Start of Data for the task
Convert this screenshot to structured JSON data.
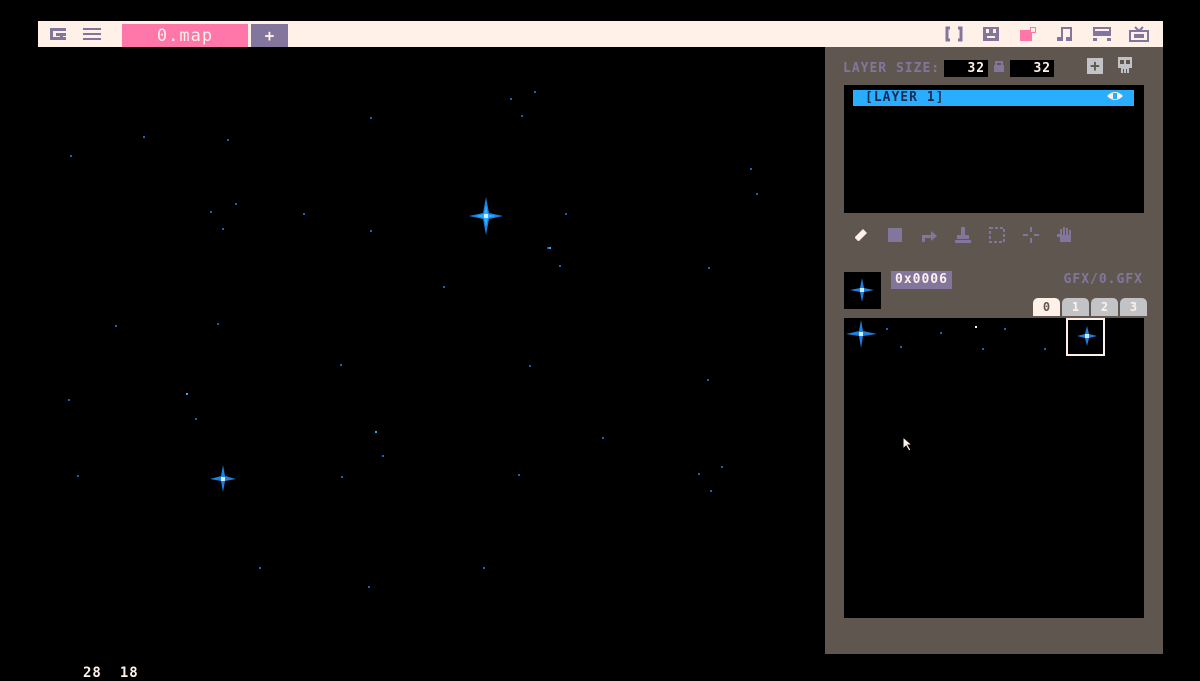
{
  "app": {
    "left_icons": [
      "logo-icon",
      "menu-icon"
    ],
    "tabs": [
      {
        "label": "0.map",
        "active": true
      }
    ],
    "add_tab_label": "+",
    "right_icons": [
      {
        "name": "code-icon",
        "glyph": "()",
        "active": false
      },
      {
        "name": "sprite-editor-icon",
        "glyph": "■",
        "active": false
      },
      {
        "name": "map-editor-icon",
        "glyph": "■",
        "active": true
      },
      {
        "name": "music-icon",
        "glyph": "♫",
        "active": false
      },
      {
        "name": "sfx-icon",
        "glyph": "▀",
        "active": false
      },
      {
        "name": "run-icon",
        "glyph": "♜",
        "active": false
      }
    ]
  },
  "canvas": {
    "cursor_x": "28",
    "cursor_y": "18"
  },
  "panel": {
    "layer_size_label": "LAYER SIZE:",
    "layer_width": "32",
    "layer_height": "32",
    "layers": [
      {
        "name": "[LAYER 1]",
        "visible": true
      }
    ],
    "tools": [
      "pencil-icon",
      "fill-rect-icon",
      "stamp-arrow-icon",
      "stamp-icon",
      "select-icon",
      "pan-icon",
      "hand-icon"
    ],
    "tile_id": "0x0006",
    "gfx_file": "GFX/0.GFX",
    "banks": [
      "0",
      "1",
      "2",
      "3"
    ],
    "active_bank": "0"
  },
  "colors": {
    "bar_bg": "#fff1e8",
    "accent": "#ff77a8",
    "muted": "#83769c",
    "panel_bg": "#5f574f",
    "layer_highlight": "#29adff",
    "star_blue": "#29adff"
  }
}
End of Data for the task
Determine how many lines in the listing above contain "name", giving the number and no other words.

Response box:
7